RECORDS SUPPLIED:
- - -
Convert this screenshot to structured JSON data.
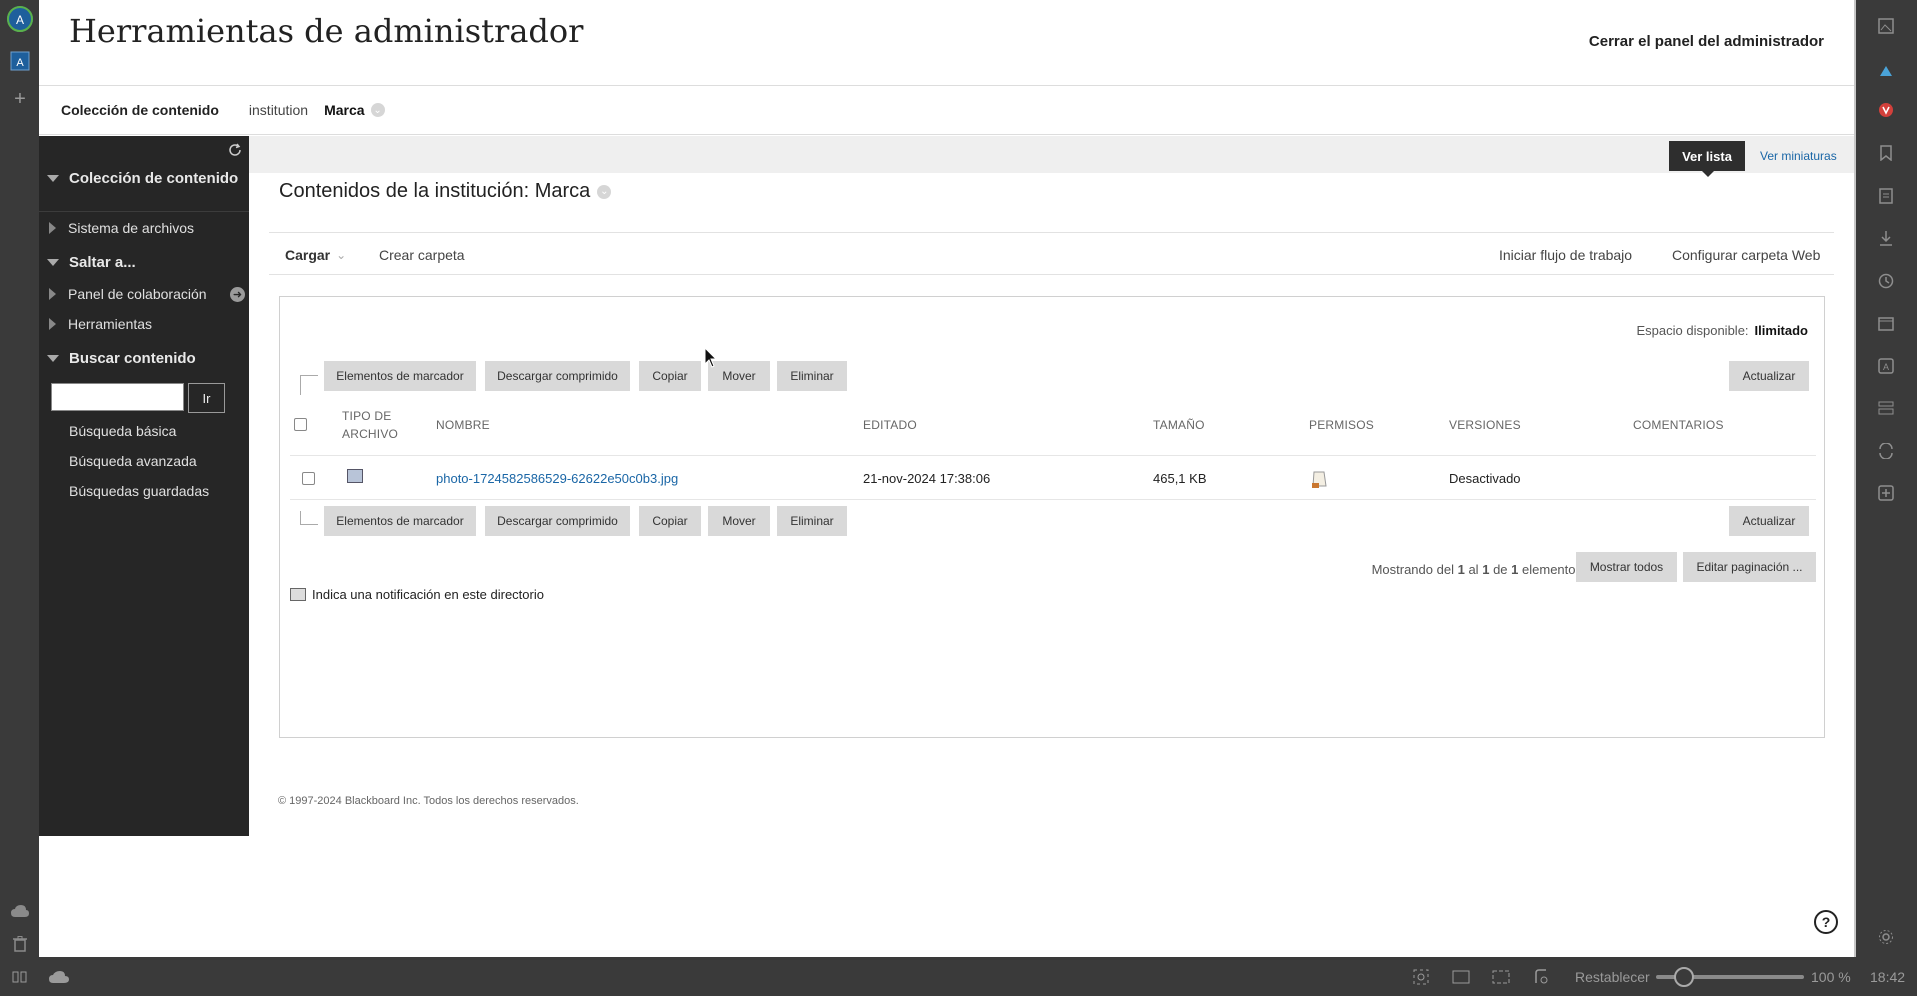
{
  "admin": {
    "title": "Herramientas de administrador",
    "close_label": "Cerrar el panel del administrador"
  },
  "breadcrumb": {
    "root": "Colección de contenido",
    "level1": "institution",
    "current": "Marca"
  },
  "sidebar": {
    "section_collection": "Colección de contenido",
    "file_system": "Sistema de archivos",
    "section_jump": "Saltar a...",
    "collab_panel": "Panel de colaboración",
    "tools": "Herramientas",
    "section_search": "Buscar contenido",
    "search_button": "Ir",
    "search_value": "",
    "basic_search": "Búsqueda básica",
    "advanced_search": "Búsqueda avanzada",
    "saved_searches": "Búsquedas guardadas"
  },
  "view": {
    "list_label": "Ver lista",
    "thumbs_label": "Ver miniaturas"
  },
  "content": {
    "title": "Contenidos de la institución: Marca"
  },
  "actions": {
    "upload": "Cargar",
    "create_folder": "Crear carpeta",
    "start_workflow": "Iniciar flujo de trabajo",
    "webfolder": "Configurar carpeta Web"
  },
  "panel": {
    "space_label": "Espacio disponible:",
    "space_value": "Ilimitado",
    "buttons": {
      "bookmark": "Elementos de marcador",
      "download_zip": "Descargar comprimido",
      "copy": "Copiar",
      "move": "Mover",
      "delete": "Eliminar",
      "refresh": "Actualizar"
    },
    "columns": {
      "file_type_1": "TIPO DE",
      "file_type_2": "ARCHIVO",
      "name": "NOMBRE",
      "edited": "EDITADO",
      "size": "TAMAÑO",
      "permissions": "PERMISOS",
      "versions": "VERSIONES",
      "comments": "COMENTARIOS"
    },
    "rows": [
      {
        "name": "photo-1724582586529-62622e50c0b3.jpg",
        "edited": "21-nov-2024 17:38:06",
        "size": "465,1 KB",
        "versions": "Desactivado"
      }
    ],
    "pager": {
      "prefix": "Mostrando del",
      "from": "1",
      "mid1": "al",
      "to": "1",
      "mid2": "de",
      "total": "1",
      "suffix": "elementos"
    },
    "show_all": "Mostrar todos",
    "edit_paging": "Editar paginación ...",
    "legend": "Indica una notificación en este directorio"
  },
  "footer": {
    "copyright": "© 1997-2024 Blackboard Inc. Todos los derechos reservados."
  },
  "statusbar": {
    "reset": "Restablecer",
    "zoom": "100 %",
    "time": "18:42"
  },
  "colors": {
    "accent": "#1a66a6",
    "sidebar_bg": "#262626",
    "browser_chrome": "#3a3a3a"
  }
}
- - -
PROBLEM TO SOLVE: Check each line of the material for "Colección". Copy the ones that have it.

RESULT:
    "root": "Colección de contenido",
    "section_collection": "Colección de contenido",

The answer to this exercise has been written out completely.